To me, the subject of outtakes…the quality of them and whether the release of such music has a positive or negative effect on the original recordings and on the reputation of the artists involved has never been a major issue.
As someone who has bought lots of reissue cd’s of all types of music, I’ve approached the listening experience by not weighing the unreleased material against the original recording. That’s always been my starting point.
There are different reasons why I have always found outtakes, b-sides, unfinished tracks, etc…to be of great interest. For one thing, it has provided me as a music fan a rare look into the artist’s creative process. To me that’s been an endless source of fascination and inspiration.
Though not always, sometimes the quality of unreleased songs can be quite high resulting in great music being exposed for the first time which is something that I can definitely appreciate. Also, the release of outtakes have at times revealed the limitations that artists sometimes have in being the best judge of their own work.
For example, Bob Dylan. When Columbia released the first of what is still today a continuing series of unreleased music, “the bootleg series”. It was enormously fascinating and thrilling to hear songs for the first time that were outstanding and simply flawless like “Let Me Die In My Footsteps”, “Moonshiner”, “Blind Willie McTell, “Foot Of Pride” and “Series Of Dreams”. And it is also a serious mental exercise to try to figure out how such a brilliant artist could make such poor musical decisions because to not have included those songs on official releases is simply mind boggling.
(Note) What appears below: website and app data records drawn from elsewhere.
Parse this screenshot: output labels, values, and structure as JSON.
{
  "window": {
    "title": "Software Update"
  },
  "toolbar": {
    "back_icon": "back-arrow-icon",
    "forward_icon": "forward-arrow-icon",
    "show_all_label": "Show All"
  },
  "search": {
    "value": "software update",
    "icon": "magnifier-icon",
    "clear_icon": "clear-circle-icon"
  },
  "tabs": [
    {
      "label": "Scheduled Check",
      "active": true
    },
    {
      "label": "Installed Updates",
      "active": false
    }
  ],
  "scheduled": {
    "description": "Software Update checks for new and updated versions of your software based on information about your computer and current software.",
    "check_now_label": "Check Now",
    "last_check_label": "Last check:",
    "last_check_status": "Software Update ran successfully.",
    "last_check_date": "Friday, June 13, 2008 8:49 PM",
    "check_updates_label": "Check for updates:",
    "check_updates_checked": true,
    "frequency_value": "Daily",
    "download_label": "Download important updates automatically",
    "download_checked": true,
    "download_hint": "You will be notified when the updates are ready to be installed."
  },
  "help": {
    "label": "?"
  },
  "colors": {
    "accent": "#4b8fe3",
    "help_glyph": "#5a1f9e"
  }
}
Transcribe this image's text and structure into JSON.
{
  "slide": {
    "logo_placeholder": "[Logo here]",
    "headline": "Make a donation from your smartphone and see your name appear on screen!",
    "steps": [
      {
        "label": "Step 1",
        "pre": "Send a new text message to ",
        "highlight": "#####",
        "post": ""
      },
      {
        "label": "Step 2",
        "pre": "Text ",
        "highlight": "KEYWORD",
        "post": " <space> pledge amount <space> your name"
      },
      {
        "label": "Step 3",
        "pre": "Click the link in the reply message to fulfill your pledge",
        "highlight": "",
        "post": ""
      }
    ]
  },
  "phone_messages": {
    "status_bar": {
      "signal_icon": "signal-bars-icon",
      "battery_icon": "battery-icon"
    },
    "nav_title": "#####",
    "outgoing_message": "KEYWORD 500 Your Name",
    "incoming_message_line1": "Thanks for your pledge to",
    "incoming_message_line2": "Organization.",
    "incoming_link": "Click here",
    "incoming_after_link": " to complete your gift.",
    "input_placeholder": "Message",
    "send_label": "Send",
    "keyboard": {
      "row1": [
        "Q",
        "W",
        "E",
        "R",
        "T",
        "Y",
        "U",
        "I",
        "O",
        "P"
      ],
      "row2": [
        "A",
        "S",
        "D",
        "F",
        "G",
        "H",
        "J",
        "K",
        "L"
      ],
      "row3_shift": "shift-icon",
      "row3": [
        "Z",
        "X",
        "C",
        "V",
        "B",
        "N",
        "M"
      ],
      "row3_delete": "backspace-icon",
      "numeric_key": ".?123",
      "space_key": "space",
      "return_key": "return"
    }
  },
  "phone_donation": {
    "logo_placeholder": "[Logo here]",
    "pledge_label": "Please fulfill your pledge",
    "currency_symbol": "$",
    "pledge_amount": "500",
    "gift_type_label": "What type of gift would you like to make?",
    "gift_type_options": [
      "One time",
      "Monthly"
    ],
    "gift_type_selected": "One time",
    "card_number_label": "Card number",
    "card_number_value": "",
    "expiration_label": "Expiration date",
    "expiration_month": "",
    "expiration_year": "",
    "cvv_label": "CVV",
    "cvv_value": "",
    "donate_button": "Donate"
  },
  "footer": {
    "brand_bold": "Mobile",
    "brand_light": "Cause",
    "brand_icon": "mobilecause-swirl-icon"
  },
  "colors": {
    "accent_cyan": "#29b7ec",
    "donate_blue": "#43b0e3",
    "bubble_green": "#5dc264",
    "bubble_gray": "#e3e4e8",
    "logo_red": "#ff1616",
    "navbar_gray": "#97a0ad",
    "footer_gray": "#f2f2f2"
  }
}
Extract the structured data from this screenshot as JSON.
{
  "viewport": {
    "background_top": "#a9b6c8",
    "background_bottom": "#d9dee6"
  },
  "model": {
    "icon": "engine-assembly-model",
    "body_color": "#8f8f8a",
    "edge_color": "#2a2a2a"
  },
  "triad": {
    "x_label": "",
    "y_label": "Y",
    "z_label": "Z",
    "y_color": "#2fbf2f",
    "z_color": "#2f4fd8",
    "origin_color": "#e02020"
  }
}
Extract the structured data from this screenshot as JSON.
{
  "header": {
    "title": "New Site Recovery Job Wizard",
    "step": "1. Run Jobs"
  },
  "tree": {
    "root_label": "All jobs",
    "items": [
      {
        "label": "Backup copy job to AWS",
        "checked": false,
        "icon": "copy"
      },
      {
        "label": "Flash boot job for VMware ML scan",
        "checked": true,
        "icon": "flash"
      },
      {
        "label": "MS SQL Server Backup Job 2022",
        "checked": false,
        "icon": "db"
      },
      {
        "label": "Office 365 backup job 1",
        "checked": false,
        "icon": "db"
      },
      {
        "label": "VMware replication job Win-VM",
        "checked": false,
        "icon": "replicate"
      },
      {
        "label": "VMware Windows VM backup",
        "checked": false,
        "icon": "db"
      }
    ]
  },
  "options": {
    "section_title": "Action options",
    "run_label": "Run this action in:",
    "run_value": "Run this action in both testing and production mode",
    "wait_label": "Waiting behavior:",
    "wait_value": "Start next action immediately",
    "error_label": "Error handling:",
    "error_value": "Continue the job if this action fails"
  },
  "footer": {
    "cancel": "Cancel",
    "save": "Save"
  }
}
But that is part of the fun of listening to unreleased material.
Also, unfinished songs or alternative versions with different lyrics or arrangements are interesting to take in and absorb, aesthetically and as unique musical creations and I’ve found that to be true in reissues of artists like Miles Davis, Art Blakey, Bill Evans, Marvin Gaye, Bob Marley, and many others.
I bought the Siembra reissue in 2006 and if it ever materializes I will of course buy the new edition of Siembra with the session outtakes.
It’s a good decision by Willie Colón. Fan reaction notwithstanding, it obviously makes alot of sense from a business standpoint and musically, the reputation of Siembra and of Willie as an artist will remain intact. And the inevitable success of a Siembra reissue with outtakes might even start a trend in Latin music where other artists will begin to release material long held in the vaults.
In the future maybe more outtakes by other Fania greats. Perhaps someday there’ll be some great outtakes released by Juan Luis Guerra, Spanish Harlem Orchestra, Afro-Cuban All Stars, and so on.
Salsa fans to Willie Colón: Let the music be heard
Looking to avert a backlash from salsa fans, Willie Colón is withdrawing his opposition to the release of additional outtakes from “Siembra,” the classic album he created with Rubén Blades 30 years ago.
As reported in the Viva last week, some unreleased music from “Siembra” is included in the cache of tapes discovered three years ago in an upstate warehouse by Emusica, a Florida company that purchased Fania Records.
Colón threatened to go to court if Emusica published any new “Siembra” material, but the reaction to the story made him change his mind.
“Because of an outpouring of e-mails and blog posts of outraged fans, I am changing my position on the unpublished ‘Siembra’ tapes,” Colón says. “I will withdraw my objection to the publishing of these outtakes and leave the final decision to Rubén Blades and Emusica.”
One poster, Boriquabxstyle on the Daily News site, commented: “Willie’s an idiot! He should allow them to remaster the tracks. As long as he receives his royalties, he should not be complaining.”
Colón made it clear, however, that salsa lovers should not expect a musical treat: “In my humble opinion, outtakes are not very flattering to all concerned. Obviously, there are people out there that believe I have some agenda for wanting to deprive the world of some hidden masterpiece.”
Emusica CEO Giora Breil says that his company won’t release any music over the opposition of Colón — or for that matter Blades, who could not be reached for comment.
Meanwhile, the company has not decided what to do about the bulk of unreleased tapes it’s sitting on, which according to Emusica includes recordings from such legends as Tito Puente, Ray Barretto, Celia Cruz, Mongo Santamaría and Ismael Rivera.
“I can’t deal with that just yet,” Breil says.
Critics say Emusica has put too much emphasis on releasing remastered music that any true-blue salsa fan has while it holds back on putting out never-heard-before material.
“It remains to be seen whether or not there’s something wonderful” in the unreleased Fania trove, says Bruce Polin, owner of online Latin music seller descarga.com.
Polin adds, though, “From a historical point of view and the collector’s point of view, it’s probably very interesting material. I would market it as gourmet material.”